But if I had my time over, I’d go KiCad. When I was deciding, there were a plethora of Eagle tutorial videos and virtually none on KiCad, but Contextual Electronics has addressed that (Chris is eevblog Dave’s cohost in The Amp Hour). https://www.youtube.com/user/contextualelectronic/videos is the videos. Unfortunately I’ve learnt Eagle’s quirks, and that means a mental shift plus a lot of time to unlearn them and learn something new - but when I have a small project to do, I’m always going to default back to what I know instead of struggling with the unfamiliar ways in KiCad. All these design tools have quirks, all different, and while the general concepts are easily transportable, often times the approach to something is quite different. Maybe I am unusual in opting not to re-learn a new tool, but I suspect not - maybe I need a 100mmx100mm project to make me learn something new !

I’d argue you need a good parts library and good BOM management if you’re making a lot of stuff. If you’re tinkering, making a few modules or one-off projects for yourself, it’s probably less of an issue. Sure, its easier if you don’t have to make a part or a land pattern, but you need to know how to make one anyway - perhaps you like longer pads for your SOIC8 pads to solder them easier, you’re going to have to build that to your own recipe. (again, KiCad is improving in the existing library space these days)

Anyway, my suggestion is out there - be careful what you pick, it could be with you a long time. Kinda like tattoos, but at least you can pay someone to reduce a tattoo’s impact :slight_smile:

1 Like

@ Brett -

Agree. @ Piwi mentioned the same problem already with the licensing. This is indeed a problem. I will design a board in each of the listed apps and decide then.

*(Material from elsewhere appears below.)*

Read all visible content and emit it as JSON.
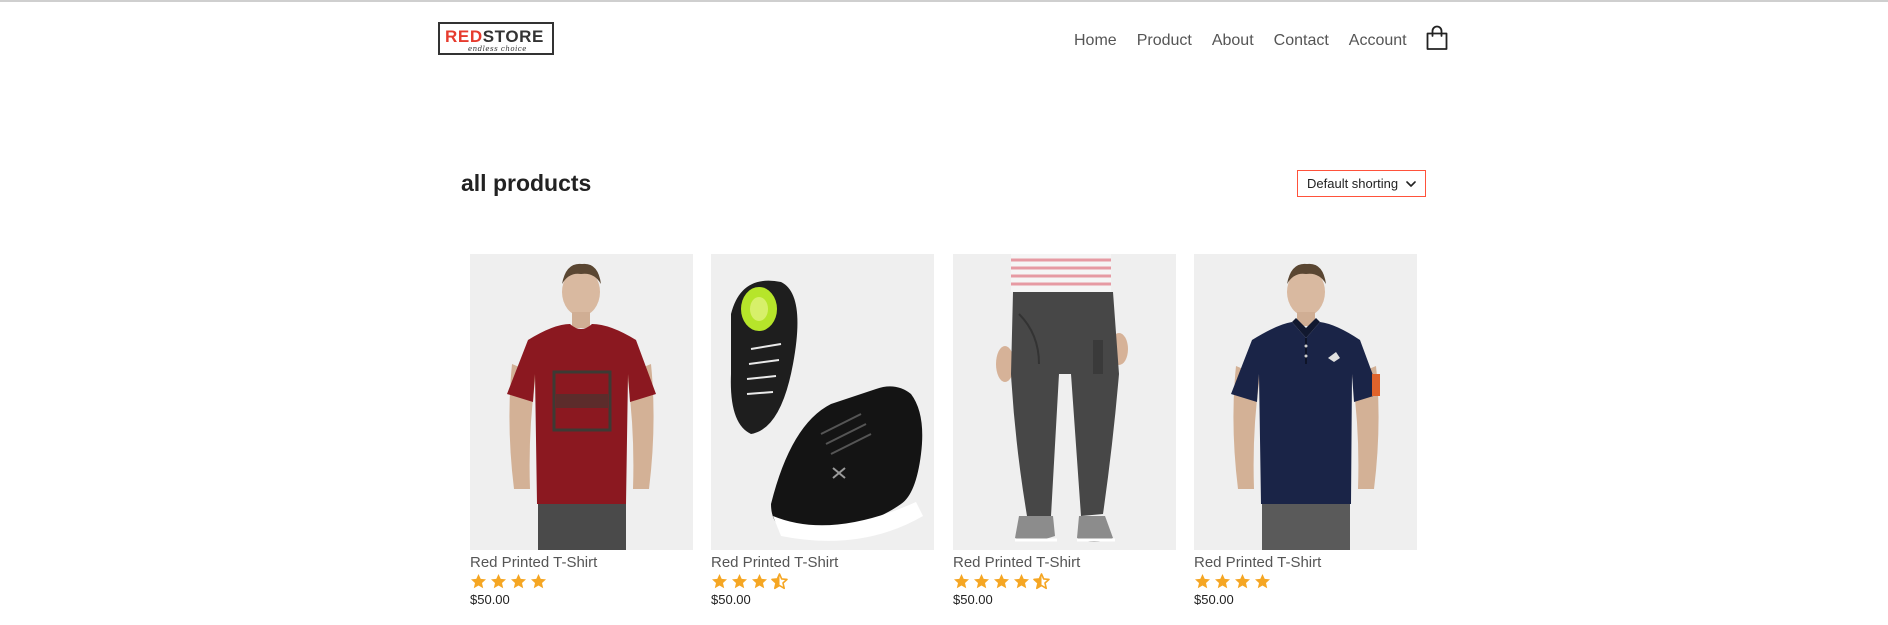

Maybe :slight_smile: The problem I have is that I always want to learn something new and that leads to chaos very often. Better stick with one tool and learn that the right way (like it did with Visual Studio or VIM for example) instead of switching from one app to another every few days, just because of the quirks you mentioned before. I had the same thing with GIMP and Photoshop. I really liked to use GIMP but at the end, it was Photoshop again. It’s the way you work with a tool for years. And if I need more time to produce something useful, just because of a new tool I have to learn, I stick with the stuff I know. But it heavily depends on the situation like doing something on the job for a customer or just playing around in my spare-time with something I am interested in. As soon as PCB-Design would (let’s just assume that) become my daily bread & butter, I would stick with one solution.

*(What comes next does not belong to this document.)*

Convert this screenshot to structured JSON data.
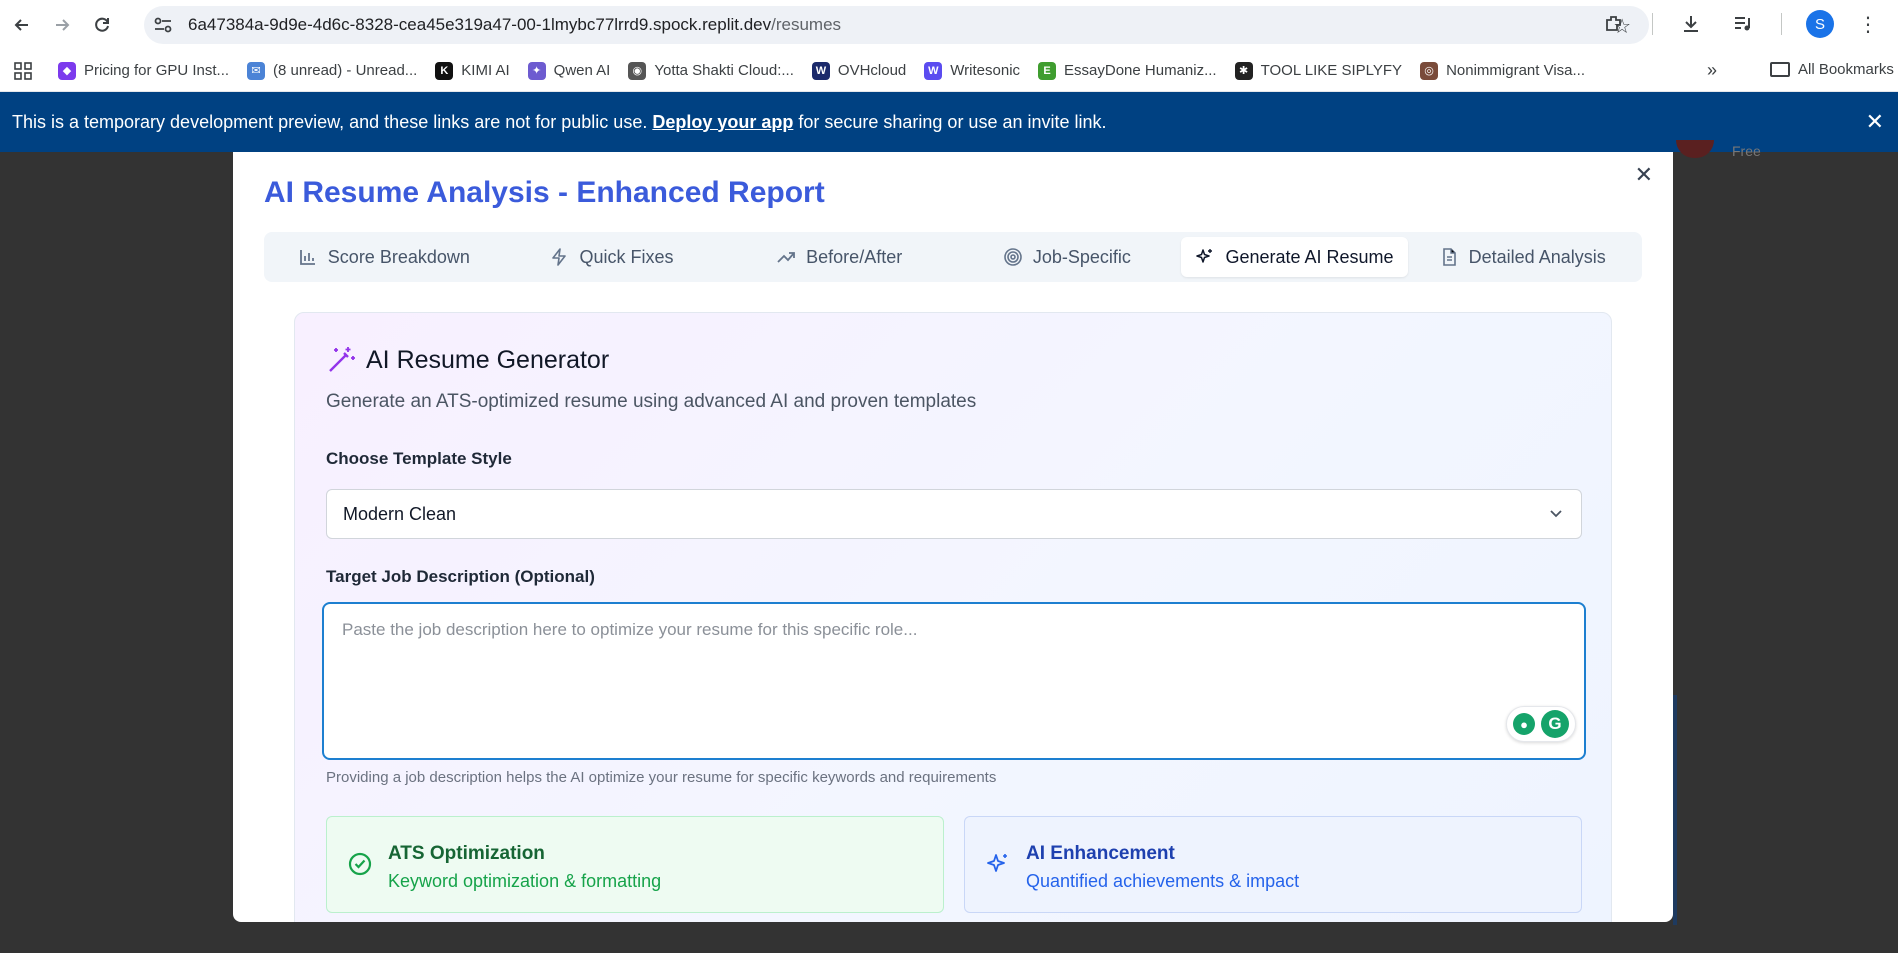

Agree on that I have to learn it anyway and that I am not doing high-volume production here :slight_smile: Just tinkering - for now.

Oh, and here is a funny little tip. Remember I said that the PCB design tool is a Vector graphics application (at least when it comes to layout). You should try making your pcb but drawing by hand (with a sharpie). Then using a graphics application :slight_smile: Try something small like a astable multivibrator. Try it in each of the tools you’re looking at. It will give you an appreciation for which tool suits you best.

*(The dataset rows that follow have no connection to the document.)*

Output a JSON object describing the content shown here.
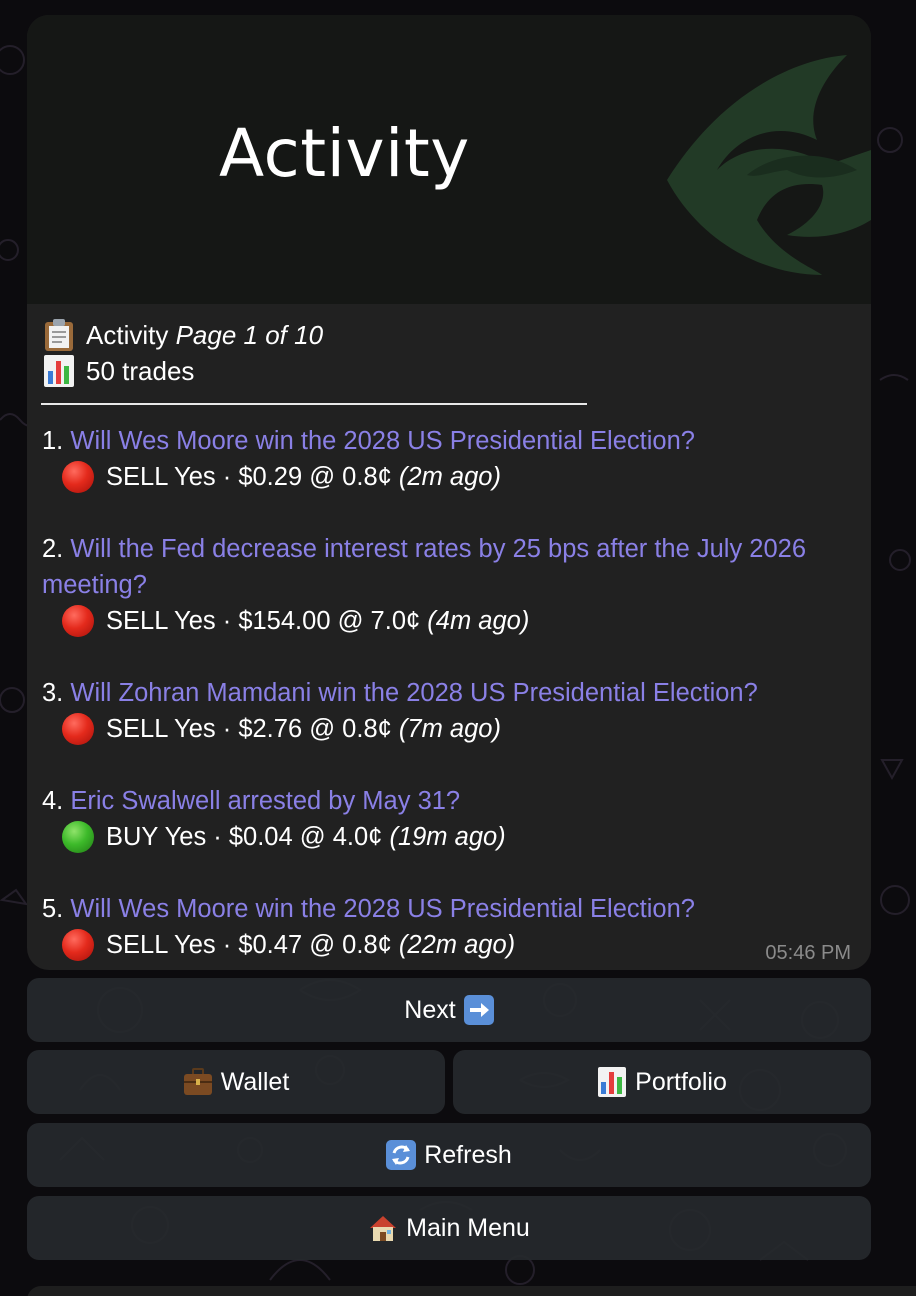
{
  "banner": {
    "title": "Activity"
  },
  "header": {
    "title": "Activity",
    "page_label": "Page 1 of 10",
    "trade_count": "50 trades",
    "clipboard_icon": "clipboard-icon",
    "chart_icon": "bar-chart-icon"
  },
  "trades": [
    {
      "num": "1.",
      "question": "Will Wes Moore win the 2028 US Presidential Election?",
      "status": "red",
      "detail": "SELL Yes · $0.29 @ 0.8¢",
      "ago": "(2m ago)"
    },
    {
      "num": "2.",
      "question": "Will the Fed decrease interest rates by 25 bps after the July 2026 meeting?",
      "status": "red",
      "detail": "SELL Yes · $154.00 @ 7.0¢",
      "ago": "(4m ago)"
    },
    {
      "num": "3.",
      "question": "Will Zohran Mamdani win the 2028 US Presidential Election?",
      "status": "red",
      "detail": "SELL Yes · $2.76 @ 0.8¢",
      "ago": "(7m ago)"
    },
    {
      "num": "4.",
      "question": "Eric Swalwell arrested by May 31?",
      "status": "green",
      "detail": "BUY Yes · $0.04 @ 4.0¢",
      "ago": "(19m ago)"
    },
    {
      "num": "5.",
      "question": "Will Wes Moore win the 2028 US Presidential Election?",
      "status": "red",
      "detail": "SELL Yes · $0.47 @ 0.8¢",
      "ago": "(22m ago)"
    }
  ],
  "timestamp": "05:46 PM",
  "keyboard": {
    "next": "Next",
    "wallet": "Wallet",
    "portfolio": "Portfolio",
    "refresh": "Refresh",
    "main_menu": "Main Menu"
  },
  "colors": {
    "link": "#8a80e6",
    "bubble": "#212121",
    "button": "#26292d",
    "logo": "#2a4a2e"
  }
}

Have you ever made any pcb’s by hand (with the sharpie method)?

@ Mr. John Smith - Never tried the “sharpie method” - heard about it for the first time. I will try that as well. And thanks for the idea - will try the multivibrator. I think that will be a good exercise.